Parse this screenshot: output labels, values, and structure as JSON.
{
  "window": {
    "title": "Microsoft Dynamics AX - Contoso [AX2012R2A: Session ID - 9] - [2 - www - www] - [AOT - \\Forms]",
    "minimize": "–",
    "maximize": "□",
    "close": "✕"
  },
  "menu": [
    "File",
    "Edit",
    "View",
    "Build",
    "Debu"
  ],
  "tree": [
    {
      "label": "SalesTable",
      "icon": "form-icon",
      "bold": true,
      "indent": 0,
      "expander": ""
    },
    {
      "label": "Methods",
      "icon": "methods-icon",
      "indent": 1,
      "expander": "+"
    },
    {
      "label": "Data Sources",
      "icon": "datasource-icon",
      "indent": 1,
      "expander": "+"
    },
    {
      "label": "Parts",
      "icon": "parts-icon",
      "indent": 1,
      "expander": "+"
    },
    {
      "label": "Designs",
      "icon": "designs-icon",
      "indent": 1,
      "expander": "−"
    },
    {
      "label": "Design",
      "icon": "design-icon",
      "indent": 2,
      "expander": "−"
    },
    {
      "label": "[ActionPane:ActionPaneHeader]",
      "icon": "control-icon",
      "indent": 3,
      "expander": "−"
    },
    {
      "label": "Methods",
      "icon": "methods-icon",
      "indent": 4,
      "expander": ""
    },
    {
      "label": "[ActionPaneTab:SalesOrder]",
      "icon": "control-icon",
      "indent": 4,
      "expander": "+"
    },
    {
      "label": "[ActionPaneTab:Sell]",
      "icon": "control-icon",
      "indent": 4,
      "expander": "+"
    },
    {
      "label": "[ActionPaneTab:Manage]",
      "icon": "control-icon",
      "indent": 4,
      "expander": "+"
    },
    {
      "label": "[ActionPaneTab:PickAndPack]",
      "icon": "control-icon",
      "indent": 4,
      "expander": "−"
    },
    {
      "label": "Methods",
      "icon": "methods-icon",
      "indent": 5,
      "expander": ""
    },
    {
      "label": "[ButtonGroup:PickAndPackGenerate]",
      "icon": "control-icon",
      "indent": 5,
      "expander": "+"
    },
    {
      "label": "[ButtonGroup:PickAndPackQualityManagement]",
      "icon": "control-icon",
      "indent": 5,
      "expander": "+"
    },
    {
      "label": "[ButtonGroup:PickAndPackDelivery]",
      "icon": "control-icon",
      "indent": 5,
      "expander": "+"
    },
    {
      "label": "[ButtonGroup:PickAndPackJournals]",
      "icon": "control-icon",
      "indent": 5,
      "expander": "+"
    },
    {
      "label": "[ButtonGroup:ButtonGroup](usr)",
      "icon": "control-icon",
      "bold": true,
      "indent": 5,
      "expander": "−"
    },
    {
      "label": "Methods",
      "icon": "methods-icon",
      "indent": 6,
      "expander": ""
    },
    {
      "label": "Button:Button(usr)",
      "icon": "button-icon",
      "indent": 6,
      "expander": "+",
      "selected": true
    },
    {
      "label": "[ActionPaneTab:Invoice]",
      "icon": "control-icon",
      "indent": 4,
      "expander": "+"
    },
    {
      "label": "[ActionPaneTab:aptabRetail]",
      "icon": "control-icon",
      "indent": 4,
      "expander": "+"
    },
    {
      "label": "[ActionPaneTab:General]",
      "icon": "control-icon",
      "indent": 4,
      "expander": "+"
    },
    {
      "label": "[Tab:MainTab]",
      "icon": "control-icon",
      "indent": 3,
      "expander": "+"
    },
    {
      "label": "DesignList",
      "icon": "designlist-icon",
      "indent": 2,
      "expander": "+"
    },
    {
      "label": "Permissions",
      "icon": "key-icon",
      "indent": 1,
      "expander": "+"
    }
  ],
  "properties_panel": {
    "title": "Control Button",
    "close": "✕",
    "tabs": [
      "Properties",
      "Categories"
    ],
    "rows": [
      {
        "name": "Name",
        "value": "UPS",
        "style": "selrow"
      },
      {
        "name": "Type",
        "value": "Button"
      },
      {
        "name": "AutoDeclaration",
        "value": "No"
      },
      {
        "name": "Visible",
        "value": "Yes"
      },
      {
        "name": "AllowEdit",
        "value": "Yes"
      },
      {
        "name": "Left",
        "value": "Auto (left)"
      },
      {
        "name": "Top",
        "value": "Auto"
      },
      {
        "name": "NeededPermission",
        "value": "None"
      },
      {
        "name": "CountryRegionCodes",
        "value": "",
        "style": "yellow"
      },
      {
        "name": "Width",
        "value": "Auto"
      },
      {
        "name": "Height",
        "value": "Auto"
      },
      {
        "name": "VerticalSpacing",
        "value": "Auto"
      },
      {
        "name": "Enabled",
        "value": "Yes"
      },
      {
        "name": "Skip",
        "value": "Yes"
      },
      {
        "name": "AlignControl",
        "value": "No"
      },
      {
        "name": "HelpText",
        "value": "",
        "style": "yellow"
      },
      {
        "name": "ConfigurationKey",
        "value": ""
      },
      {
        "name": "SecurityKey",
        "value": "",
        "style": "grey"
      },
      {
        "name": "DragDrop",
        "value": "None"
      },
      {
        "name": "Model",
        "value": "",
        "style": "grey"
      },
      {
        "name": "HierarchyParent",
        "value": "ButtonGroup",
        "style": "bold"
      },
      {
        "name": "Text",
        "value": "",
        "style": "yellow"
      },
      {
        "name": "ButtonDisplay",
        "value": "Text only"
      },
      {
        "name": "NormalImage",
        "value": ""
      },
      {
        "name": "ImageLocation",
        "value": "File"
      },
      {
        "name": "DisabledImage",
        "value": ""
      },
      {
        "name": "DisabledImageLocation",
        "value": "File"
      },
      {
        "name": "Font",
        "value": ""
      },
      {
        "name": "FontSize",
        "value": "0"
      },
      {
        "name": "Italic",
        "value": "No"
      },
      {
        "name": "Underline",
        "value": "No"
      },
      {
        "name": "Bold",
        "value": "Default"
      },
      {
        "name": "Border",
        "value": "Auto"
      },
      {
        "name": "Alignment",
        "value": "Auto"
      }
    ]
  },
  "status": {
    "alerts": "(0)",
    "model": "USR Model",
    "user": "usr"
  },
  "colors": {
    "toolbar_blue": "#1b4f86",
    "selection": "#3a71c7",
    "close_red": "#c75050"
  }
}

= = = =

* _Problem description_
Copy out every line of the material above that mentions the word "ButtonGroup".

* _Solved exercise_
      "label": "[ButtonGroup:PickAndPackGenerate]",
      "label": "[ButtonGroup:PickAndPackQualityManagement]",
      "label": "[ButtonGroup:PickAndPackDelivery]",
      "label": "[ButtonGroup:PickAndPackJournals]",
      "label": "[ButtonGroup:ButtonGroup](usr)",
        "value": "ButtonGroup",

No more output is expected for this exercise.